» Task data:
◆ ◆ ◆ ◆ ◆ ◆ ◆

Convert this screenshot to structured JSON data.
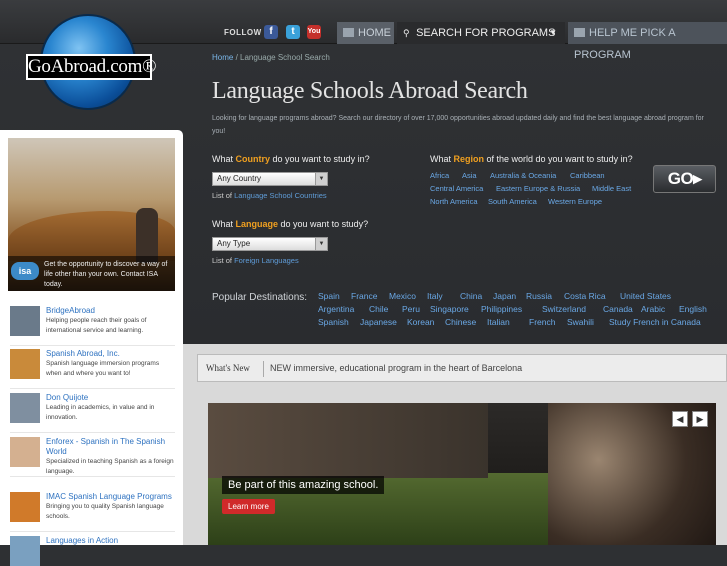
{
  "site": {
    "logo_text": "GoAbroad.com®"
  },
  "topnav": {
    "follow": "FOLLOW",
    "social": [
      {
        "name": "facebook-icon",
        "glyph": "f"
      },
      {
        "name": "twitter-icon",
        "glyph": "t"
      },
      {
        "name": "youtube-icon",
        "glyph": "You"
      }
    ],
    "home": "HOME",
    "search": "SEARCH FOR PROGRAMS",
    "help": "HELP ME PICK A PROGRAM"
  },
  "breadcrumb": {
    "home": "Home",
    "sep": " / ",
    "current": "Language School Search"
  },
  "page": {
    "title": "Language Schools Abroad Search",
    "intro": "Looking for language programs abroad? Search our directory of over 17,000 opportunities abroad updated daily and find the best language abroad program for you!"
  },
  "country": {
    "q_pre": "What ",
    "q_hl": "Country",
    "q_post": " do you want to study in?",
    "select": "Any Country",
    "list_pre": "List of ",
    "list_link": "Language School Countries"
  },
  "language": {
    "q_pre": "What ",
    "q_hl": "Language",
    "q_post": " do you want to study?",
    "select": "Any Type",
    "list_pre": "List of ",
    "list_link": "Foreign Languages"
  },
  "region": {
    "q_pre": "What ",
    "q_hl": "Region",
    "q_post": " of the world do you want to study in?",
    "rows": [
      [
        "Africa",
        "Asia",
        "Australia & Oceania",
        "Caribbean"
      ],
      [
        "Central America",
        "Eastern Europe & Russia",
        "Middle East"
      ],
      [
        "North America",
        "South America",
        "Western Europe"
      ]
    ]
  },
  "go": "GO▸",
  "popular": {
    "label": "Popular Destinations:",
    "rows": [
      [
        "Spain",
        "France",
        "Mexico",
        "Italy",
        "China",
        "Japan",
        "Russia",
        "Costa Rica",
        "United States"
      ],
      [
        "Argentina",
        "Chile",
        "Peru",
        "Singapore",
        "Philippines",
        "Switzerland",
        "Canada",
        "Arabic",
        "English"
      ],
      [
        "Spanish",
        "Japanese",
        "Korean",
        "Chinese",
        "Italian",
        "French",
        "Swahili",
        "Study French in Canada"
      ]
    ]
  },
  "promo": {
    "logo": "isa",
    "text": "Get the opportunity to discover a way of life other than your own. Contact ISA today."
  },
  "sidebar": [
    {
      "title": "BridgeAbroad",
      "desc": "Helping people reach their goals of international service and learning."
    },
    {
      "title": "Spanish Abroad, Inc.",
      "desc": "Spanish language immersion programs when and where you want to!"
    },
    {
      "title": "Don Quijote",
      "desc": "Leading in academics, in value and in innovation."
    },
    {
      "title": "Enforex - Spanish in The Spanish World",
      "desc": "Specialized in teaching Spanish as a foreign language."
    },
    {
      "title": "IMAC Spanish Language Programs",
      "desc": "Bringing you to quality Spanish language schools."
    },
    {
      "title": "Languages in Action",
      "desc": ""
    }
  ],
  "whatsnew": {
    "label": "What's New",
    "text": "NEW immersive, educational program in the heart of Barcelona"
  },
  "slider": {
    "caption": "Be part of this amazing school.",
    "button": "Learn more",
    "prev": "◀",
    "next": "▶"
  }
}
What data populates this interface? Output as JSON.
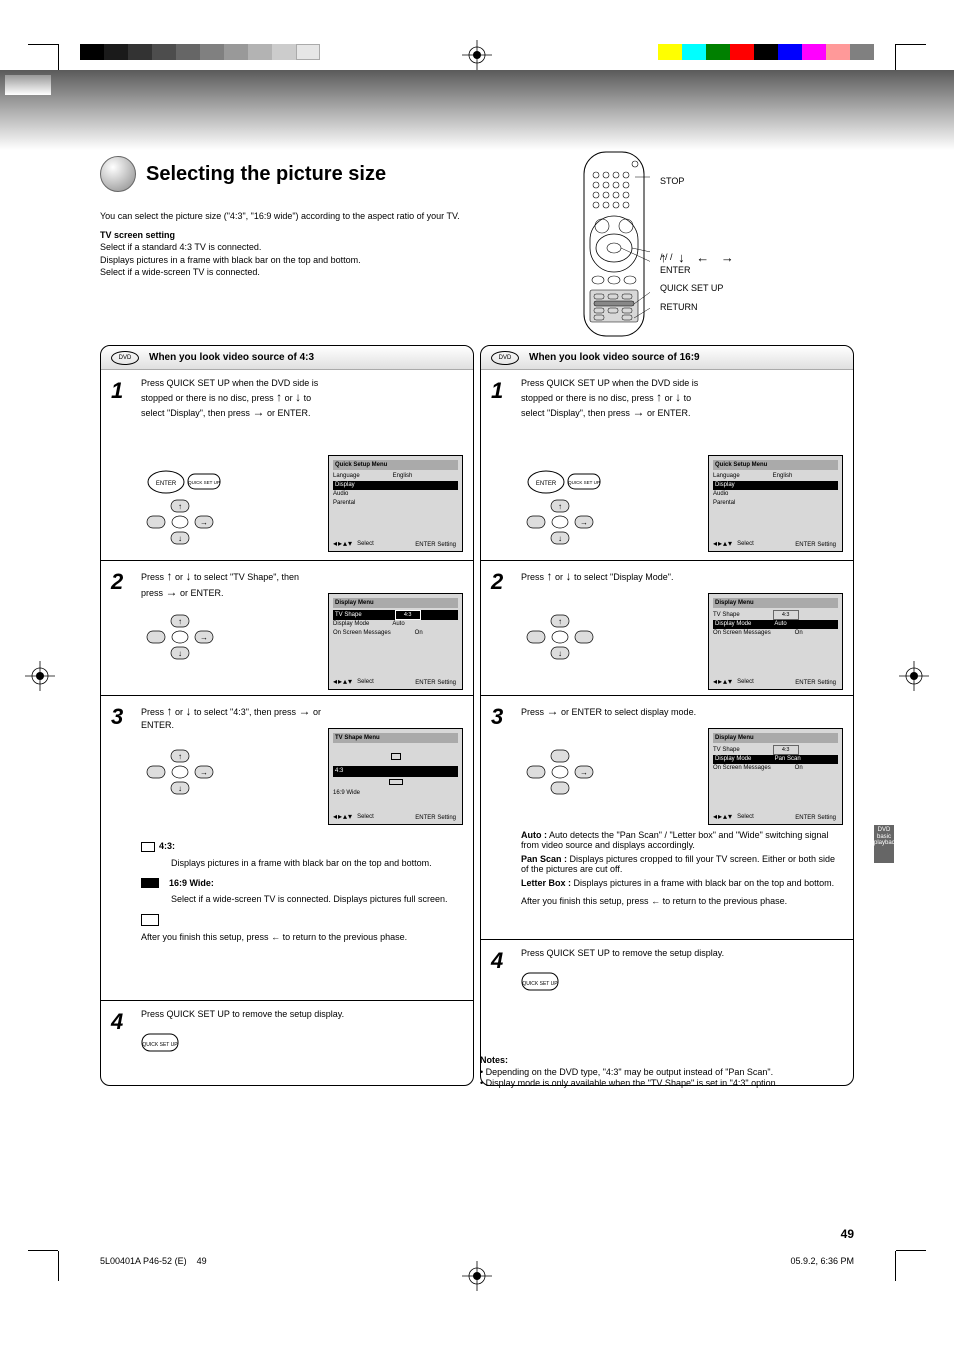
{
  "page_number": "49",
  "title": "Selecting the picture size",
  "intro": {
    "p1": "You can select the picture size (\"4:3\", \"16:9 wide\") according to the aspect ratio of your TV.",
    "subhead": "TV screen setting",
    "p2": "Select if a standard 4:3 TV is connected.\nDisplays pictures in a frame with black bar on the top and bottom.\nSelect if a wide-screen TV is connected."
  },
  "remote_labels": {
    "l1": "STOP",
    "l2": "/   /   /",
    "l3": "ENTER",
    "l4": "QUICK SET UP",
    "l5": "RETURN"
  },
  "left_panel": {
    "header": "When you look video source of 4:3",
    "badge": "DVD",
    "step1": {
      "text_a": "Press QUICK SET UP when the DVD side is stopped or there is no disc, press   or   to select \"Display\", then press   or ENTER.",
      "osd": {
        "title": "Quick Setup Menu",
        "rows": [
          {
            "label": "Language",
            "val": "English"
          },
          {
            "label": "Display",
            "sel": true
          },
          {
            "label": "Audio"
          },
          {
            "label": "Parental"
          }
        ],
        "footer_select": "Select",
        "footer_setting": "Setting",
        "footer_enter": "ENTER"
      }
    },
    "step2": {
      "text_a": "Press   or   to select \"TV Shape\", then press   or ENTER.",
      "osd": {
        "title": "Display Menu",
        "rows": [
          {
            "label": "TV Shape",
            "val": "4:3",
            "sel": true
          },
          {
            "label": "Display Mode",
            "val": "Auto"
          },
          {
            "label": "On Screen Messages",
            "val": "On"
          }
        ],
        "footer_select": "Select",
        "footer_setting": "Setting",
        "footer_enter": "ENTER"
      }
    },
    "step3": {
      "text_a": "Press   or   to select \"4:3\", then press   or ENTER.",
      "osd": {
        "title": "TV Shape Menu",
        "rows": [
          {
            "label": "4:3",
            "box": true,
            "sel": true
          },
          {
            "label": "16:9 Wide",
            "box": true
          }
        ],
        "footer_select": "Select",
        "footer_setting": "Setting",
        "footer_enter": "ENTER"
      },
      "note_label": "4:3:",
      "note_text": "Displays pictures in a frame with black bar on the top and bottom.",
      "wide_label": "16:9 Wide:",
      "wide_text": "Select if a wide-screen TV is connected. Displays pictures full screen.",
      "return_text": "After you finish this setup, press   to return to the previous phase."
    },
    "step4": {
      "text": "Press QUICK SET UP to remove the setup display."
    }
  },
  "right_panel": {
    "header": "When you look video source of 16:9",
    "badge": "DVD",
    "step1": {
      "text_a": "Press QUICK SET UP when the DVD side is stopped or there is no disc, press   or   to select \"Display\", then press   or ENTER.",
      "osd": {
        "title": "Quick Setup Menu",
        "rows": [
          {
            "label": "Language",
            "val": "English"
          },
          {
            "label": "Display",
            "sel": true
          },
          {
            "label": "Audio"
          },
          {
            "label": "Parental"
          }
        ],
        "footer_select": "Select",
        "footer_setting": "Setting",
        "footer_enter": "ENTER"
      }
    },
    "step2": {
      "text_a": "Press   or   to select \"Display Mode\".",
      "osd": {
        "title": "Display Menu",
        "rows": [
          {
            "label": "TV Shape",
            "val": "4:3"
          },
          {
            "label": "Display Mode",
            "val": "Auto",
            "sel": true
          },
          {
            "label": "On Screen Messages",
            "val": "On"
          }
        ],
        "footer_select": "Select",
        "footer_setting": "Setting",
        "footer_enter": "ENTER"
      }
    },
    "step3": {
      "text_a": "Press   or ENTER to select display mode.",
      "osd": {
        "title": "Display Menu",
        "rows": [
          {
            "label": "TV Shape",
            "val": "4:3"
          },
          {
            "label": "Display Mode",
            "val": "Pan Scan",
            "sel": true
          },
          {
            "label": "On Screen Messages",
            "val": "On"
          }
        ],
        "footer_select": "Select",
        "footer_setting": "Setting",
        "footer_enter": "ENTER"
      },
      "mode_auto": "Auto :",
      "mode_auto_text": "Auto detects the \"Pan Scan\" / \"Letter box\" and \"Wide\" switching signal from video source and displays accordingly.",
      "mode_pan": "Pan Scan :",
      "mode_pan_text": "Displays pictures cropped to fill your TV screen. Either or both side of the pictures are cut off.",
      "mode_letter": "Letter Box :",
      "mode_letter_text": "Displays pictures in a frame with black bar on the top and bottom.",
      "return_text": "After you finish this setup, press   to return to the previous phase."
    },
    "step4": {
      "text": "Press QUICK SET UP to remove the setup display."
    },
    "notes": {
      "head": "Notes:",
      "n1": "• Depending on the DVD type, \"4:3\" may be output instead of \"Pan Scan\".",
      "n2": "• Display mode is only available when the \"TV Shape\" is set in \"4:3\" option."
    }
  },
  "sidebar_tab": "DVD basic playback",
  "footer_file": "5L00401A P46-52 (E)",
  "footer_page": "49",
  "footer_meta": "05.9.2, 6:36 PM"
}
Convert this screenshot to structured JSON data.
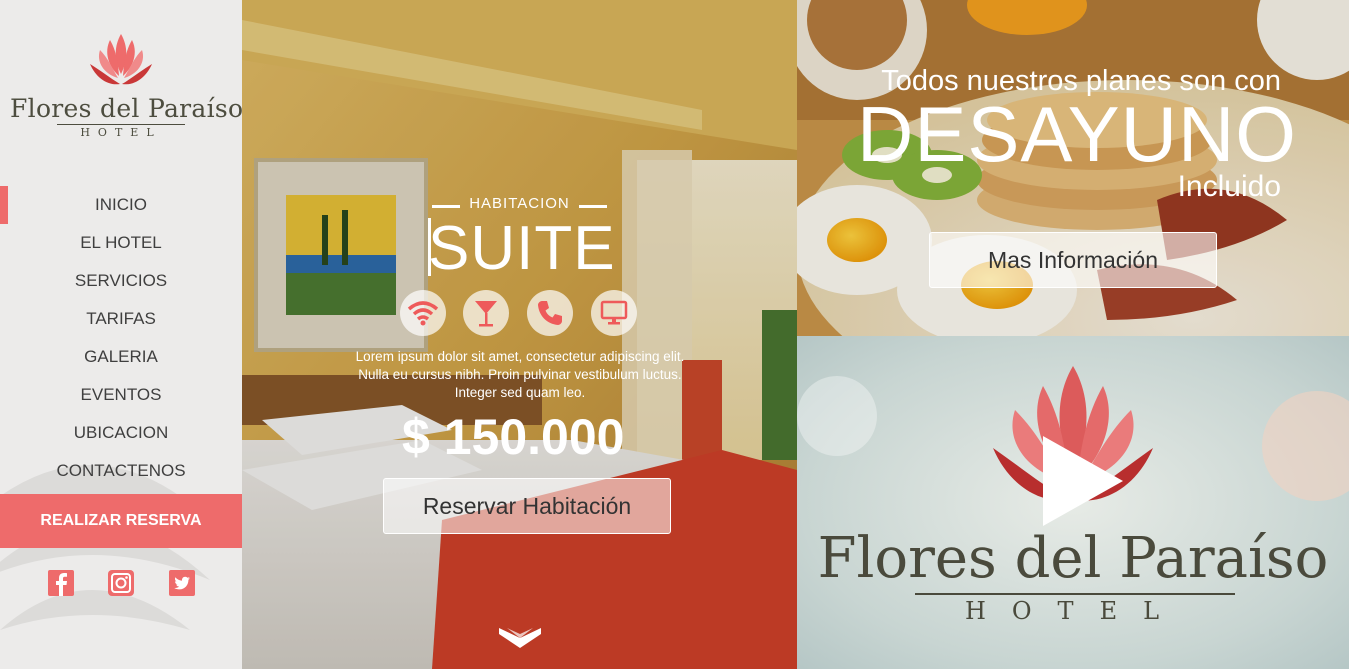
{
  "brand": {
    "name": "Flores del Paraíso",
    "subtitle": "HOTEL"
  },
  "nav": {
    "items": [
      {
        "label": "INICIO",
        "active": true
      },
      {
        "label": "EL HOTEL"
      },
      {
        "label": "SERVICIOS"
      },
      {
        "label": "TARIFAS"
      },
      {
        "label": "GALERIA"
      },
      {
        "label": "EVENTOS"
      },
      {
        "label": "UBICACION"
      },
      {
        "label": "CONTACTENOS"
      }
    ],
    "reserve_label": "REALIZAR RESERVA"
  },
  "social": [
    "facebook-icon",
    "instagram-icon",
    "twitter-icon"
  ],
  "room": {
    "label": "HABITACION",
    "name": "SUITE",
    "amenities": [
      "wifi-icon",
      "cocktail-icon",
      "phone-icon",
      "tv-icon"
    ],
    "description": "Lorem ipsum dolor sit amet, consectetur adipiscing elit. Nulla eu cursus nibh. Proin pulvinar vestibulum luctus. Integer sed quam leo.",
    "price": "$ 150.000",
    "book_label": "Reservar Habitación"
  },
  "breakfast": {
    "line1": "Todos nuestros planes son con",
    "highlight": "DESAYUNO",
    "line3": "Incluido",
    "button_label": "Mas Información"
  },
  "video": {
    "title": "Flores del Paraíso",
    "subtitle": "HOTEL"
  },
  "colors": {
    "accent": "#ee6b6b",
    "sidebar_bg": "#ecebea",
    "text_dark": "#3f3f3f"
  }
}
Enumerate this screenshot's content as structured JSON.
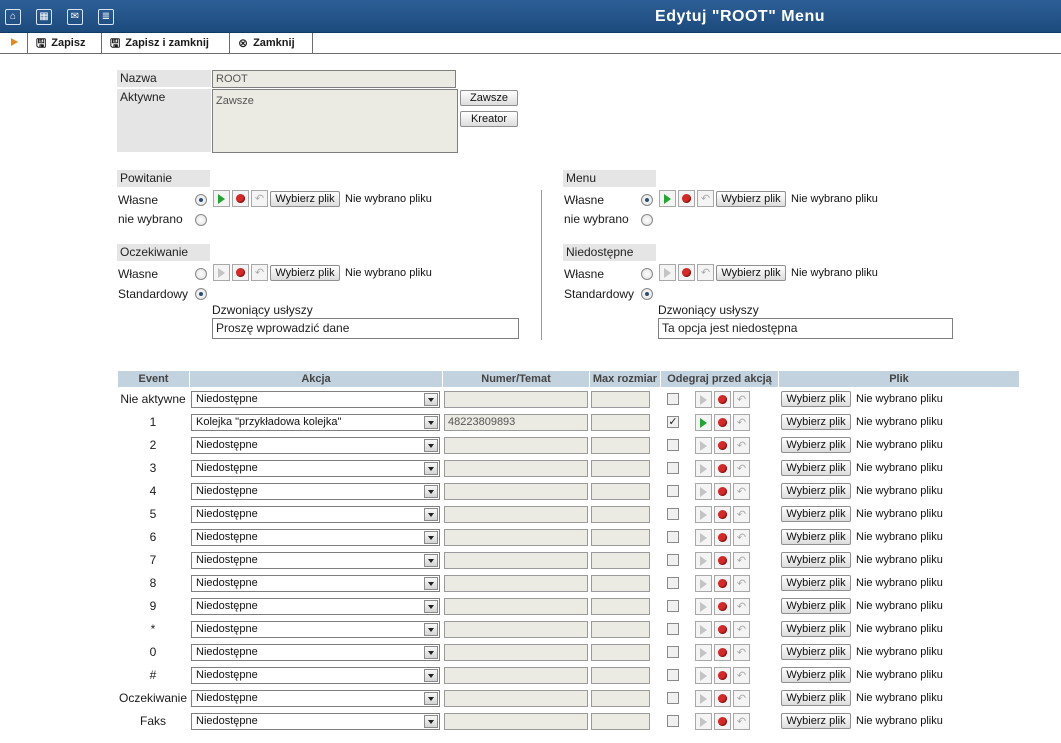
{
  "header": {
    "title": "Edytuj \"ROOT\" Menu"
  },
  "toolbar": {
    "save": "Zapisz",
    "save_close": "Zapisz i zamknij",
    "close": "Zamknij"
  },
  "form": {
    "name_label": "Nazwa",
    "name_value": "ROOT",
    "active_label": "Aktywne",
    "active_value": "Zawsze",
    "btn_always": "Zawsze",
    "btn_wizard": "Kreator"
  },
  "common": {
    "choose_file": "Wybierz plik",
    "no_file": "Nie wybrano pliku"
  },
  "greeting": {
    "title": "Powitanie",
    "own": "Własne",
    "none": "nie wybrano",
    "selected": "own"
  },
  "menu": {
    "title": "Menu",
    "own": "Własne",
    "none": "nie wybrano",
    "selected": "own"
  },
  "waiting": {
    "title": "Oczekiwanie",
    "own": "Własne",
    "standard": "Standardowy",
    "selected": "standard",
    "hears_label": "Dzwoniący usłyszy",
    "hears_value": "Proszę wprowadzić dane"
  },
  "unavailable": {
    "title": "Niedostępne",
    "own": "Własne",
    "standard": "Standardowy",
    "selected": "standard",
    "hears_label": "Dzwoniący usłyszy",
    "hears_value": "Ta opcja jest niedostępna"
  },
  "table": {
    "headers": [
      "Event",
      "Akcja",
      "Numer/Temat",
      "Max rozmiar",
      "Odegraj przed akcją",
      "Plik"
    ],
    "rows": [
      {
        "event": "Nie aktywne",
        "action": "Niedostępne",
        "number": "",
        "play_checked": false,
        "play_enabled": false
      },
      {
        "event": "1",
        "action": "Kolejka \"przykładowa kolejka\"",
        "number": "48223809893",
        "play_checked": true,
        "play_enabled": true
      },
      {
        "event": "2",
        "action": "Niedostępne",
        "number": "",
        "play_checked": false,
        "play_enabled": false
      },
      {
        "event": "3",
        "action": "Niedostępne",
        "number": "",
        "play_checked": false,
        "play_enabled": false
      },
      {
        "event": "4",
        "action": "Niedostępne",
        "number": "",
        "play_checked": false,
        "play_enabled": false
      },
      {
        "event": "5",
        "action": "Niedostępne",
        "number": "",
        "play_checked": false,
        "play_enabled": false
      },
      {
        "event": "6",
        "action": "Niedostępne",
        "number": "",
        "play_checked": false,
        "play_enabled": false
      },
      {
        "event": "7",
        "action": "Niedostępne",
        "number": "",
        "play_checked": false,
        "play_enabled": false
      },
      {
        "event": "8",
        "action": "Niedostępne",
        "number": "",
        "play_checked": false,
        "play_enabled": false
      },
      {
        "event": "9",
        "action": "Niedostępne",
        "number": "",
        "play_checked": false,
        "play_enabled": false
      },
      {
        "event": "*",
        "action": "Niedostępne",
        "number": "",
        "play_checked": false,
        "play_enabled": false
      },
      {
        "event": "0",
        "action": "Niedostępne",
        "number": "",
        "play_checked": false,
        "play_enabled": false
      },
      {
        "event": "#",
        "action": "Niedostępne",
        "number": "",
        "play_checked": false,
        "play_enabled": false
      },
      {
        "event": "Oczekiwanie",
        "action": "Niedostępne",
        "number": "",
        "play_checked": false,
        "play_enabled": false
      },
      {
        "event": "Faks",
        "action": "Niedostępne",
        "number": "",
        "play_checked": false,
        "play_enabled": false
      }
    ]
  }
}
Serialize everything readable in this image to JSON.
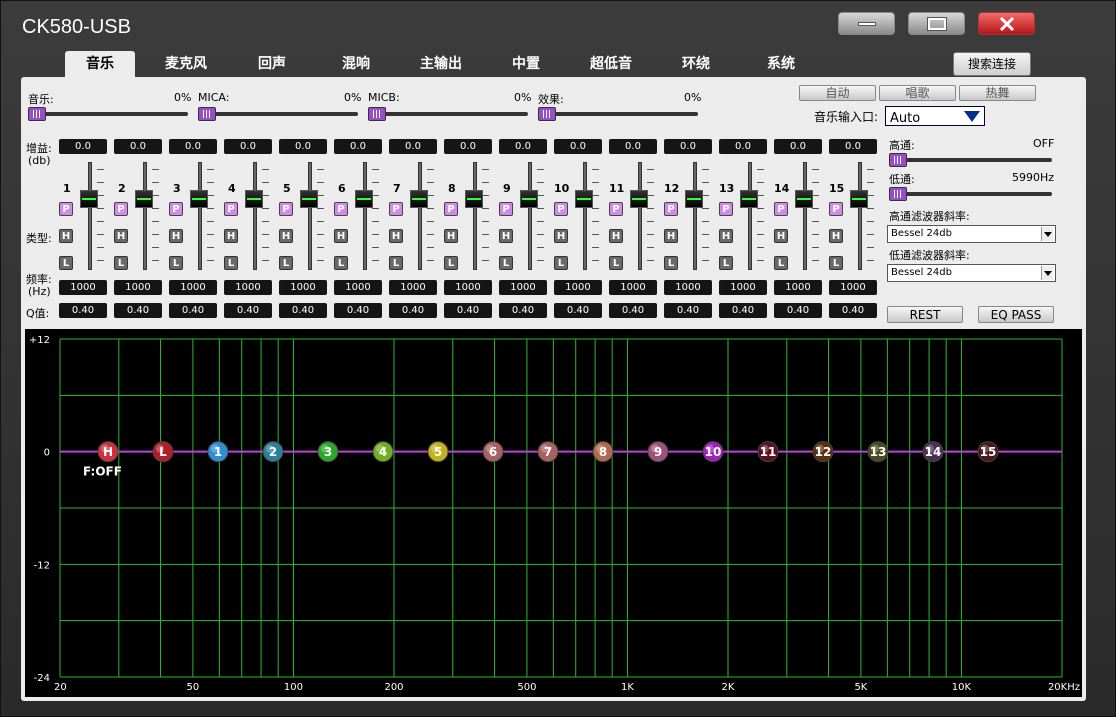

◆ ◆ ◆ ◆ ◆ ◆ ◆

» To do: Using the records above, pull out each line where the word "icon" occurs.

» Response to the task:
        "name": "facebook-icon",
        "name": "twitter-icon",
        "name": "youtube-icon",
    "facebook-icon",
    "instagram-icon",
    "twitter-icon"
      "wifi-icon",
      "cocktail-icon",
      "phone-icon",
      "tv-icon"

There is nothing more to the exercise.